Through the power of spoken word and dialogue, students and performers honored challenged literary works and expressed their thoughts and emotions on topics such as femininity, race, gender, sex, power systems and homelessness.
The Associated Students’ Richard Oakes Multicultural Center celebrated banned books week on Thursday, Sept. 27 with performances from Hablo Rodriguez-Williams, Nickel River, Izobella Biala and Destiny Evans, along with book readings from those who wanted to join in. Free buttons, pens, postcards of murals and bookmarks of revolutionary thought were available for those who wished to express their views in the form of trinkets. Prizes were given out to those who were brave enough to read an excerpt from a book of their choice.
“The important thing about today is that we still have to remember,” said event organizer Evodie Bieni, “Every literary work presented here has a meaning and a message, and today is dedicated to letting these books speak for themselves.”
Bieni is one of the many ROMC organizers who helped set up the performances.

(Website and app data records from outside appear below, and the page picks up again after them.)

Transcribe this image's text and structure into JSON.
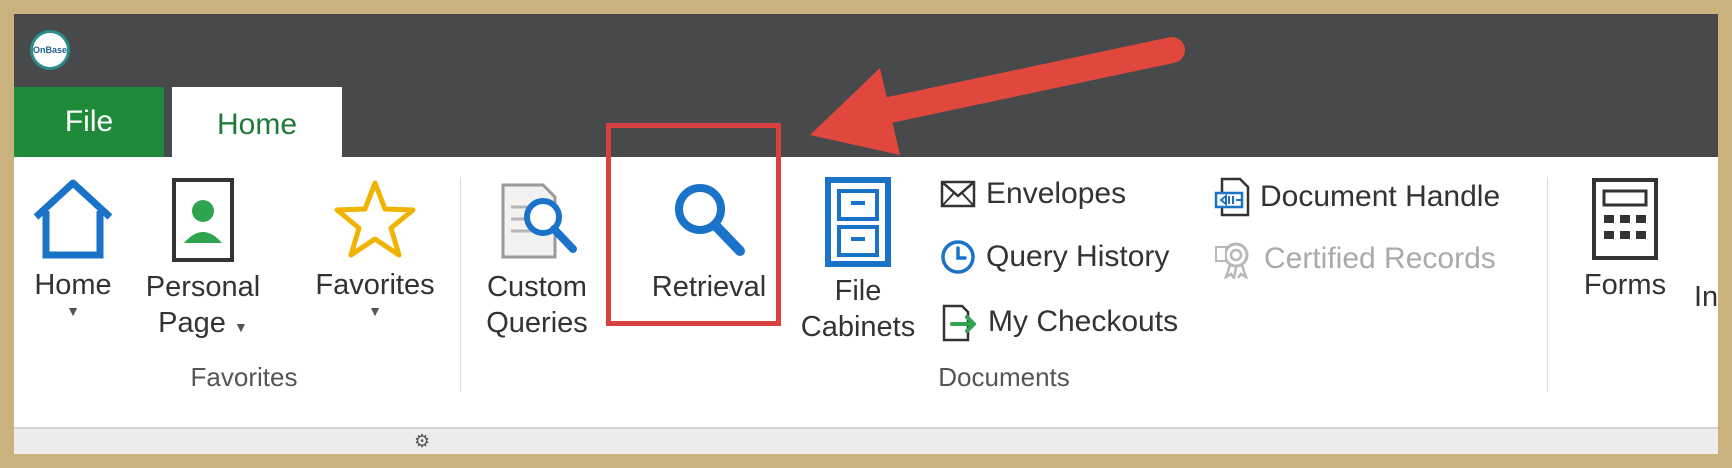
{
  "app": {
    "logo_text": "OnBase"
  },
  "tabs": [
    {
      "label": "File"
    },
    {
      "label": "Home",
      "active": true
    }
  ],
  "ribbon": {
    "favorites_group": {
      "label": "Favorites",
      "buttons": [
        {
          "label": "Home",
          "icon": "house-icon",
          "has_dropdown": true
        },
        {
          "label_line1": "Personal",
          "label_line2": "Page",
          "icon": "person-card-icon",
          "has_dropdown": true
        },
        {
          "label": "Favorites",
          "icon": "star-icon",
          "has_dropdown": true
        }
      ]
    },
    "documents_group": {
      "label": "Documents",
      "large_buttons": [
        {
          "label_line1": "Custom",
          "label_line2": "Queries",
          "icon": "document-search-icon"
        },
        {
          "label": "Retrieval",
          "icon": "magnifier-icon",
          "highlighted": true
        },
        {
          "label_line1": "File",
          "label_line2": "Cabinets",
          "icon": "file-cabinet-icon"
        }
      ],
      "small_buttons": [
        {
          "label": "Envelopes",
          "icon": "envelope-icon",
          "enabled": true
        },
        {
          "label": "Query History",
          "icon": "clock-icon",
          "enabled": true
        },
        {
          "label": "My Checkouts",
          "icon": "checkout-icon",
          "enabled": true
        },
        {
          "label": "Document Handle",
          "icon": "document-handle-icon",
          "enabled": true
        },
        {
          "label": "Certified Records",
          "icon": "certified-seal-icon",
          "enabled": false
        }
      ]
    },
    "forms_group": {
      "buttons": [
        {
          "label": "Forms",
          "icon": "calculator-form-icon"
        },
        {
          "label": "In",
          "icon": ""
        }
      ]
    }
  },
  "annotation": {
    "highlight_color": "#d94040",
    "arrow_color": "#e0483e"
  },
  "colors": {
    "titlebar": "#48494b",
    "file_tab": "#1f8a3a",
    "home_tab_text": "#1f7a3a",
    "icon_blue": "#1a73c8"
  }
}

The event started off with Rodriguez-Williams’s latest self-published work, “Angry Sadboi Thots,” which is dedicated to “unapologetic, gritty faggotry, and being a person of color,” Rodriguez-Williams said.

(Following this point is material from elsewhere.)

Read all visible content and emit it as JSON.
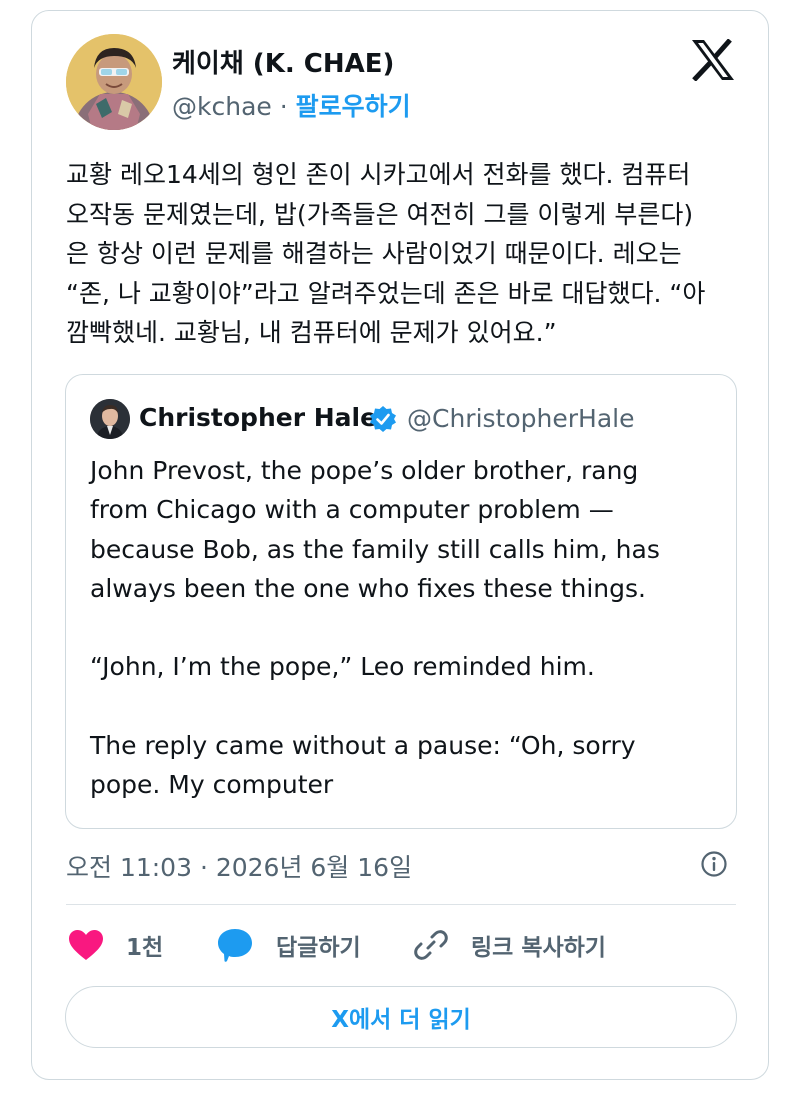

“Don’t tell me what to eat, wear, say, fuck, acknowledge, smile at, respect, worship, use for methods of healing, listen to, read, write, be angry about, watch, fight, permit, destroy, yell about,” Rodriguez-Williams expressed as he read an excerpt from “Femme Rage is Fucking Valid.” “Don’t tell me shit, especially if you ain’t shit.”
Rodriguez-Williams, a freelance writer and a self-described giggly revolutionary, has been published in Huffington Post, La Bloga and Rooted in Rights. Rodriguez-Williams is a strong advocate for disability rights for queer and trans people of color, and the unapologetic queering of femininity.
“My works are a testament to my own valid race and sadness,” Rodriguez-Williams said.
Sign language interpreters were also present, actively signing alongside speakers during their dialogues.
Destiny Evans, a black, queer storyteller and poet from Oakland, who describes herself as sometimes socially awkward, performed her works “Summer” and “Things to Never Say on a First Date.” Biala shared works from her scene “Act Like a Lady,” which included topics such as the intersectionality of her own gender, race and sexuality. River, an SF State student from the pre-gentrified Mission, performed several of her works, including “Brownness,” “Home” and a new, untitled piece that she previewed.
Between speakers, students had the opportunity to read an excerpt from a book of their choice. Those brave enough received a goodie bag of prizes.
One of the students was Kermino Gumdan, who read an excerpt from “The Alchemist” by Paulo Coelho.
“There was two thieves plotting that day, who were planning to steal the boy’s sheets and murder him,” Gumdan read. “Since the boy had passed by, they had decided to move on.”
Gumdan chose the book he read from his freshman year, describing how the text weighed heavily on him, and that going up there and finding the courage to read was a personal achievement for him.
“When I was younger, I was jumped,” Gumdan said. “For a while, I was afraid to come to terms with myself until I read this book. Those pages, they gave me hope.”
Banned books week wasn’t only celebrated by the ROMC. The J Paul. Leonard Library featured a The J Paul. Leonard LibraryThe J Paul. Leonard Librarycautioned off bookshelf on the first floor lobby and cased off books on the fourth floor from Sept. 23-29, which gave students the opportunity to take a “mugshot” selfie for being caught reading banned books.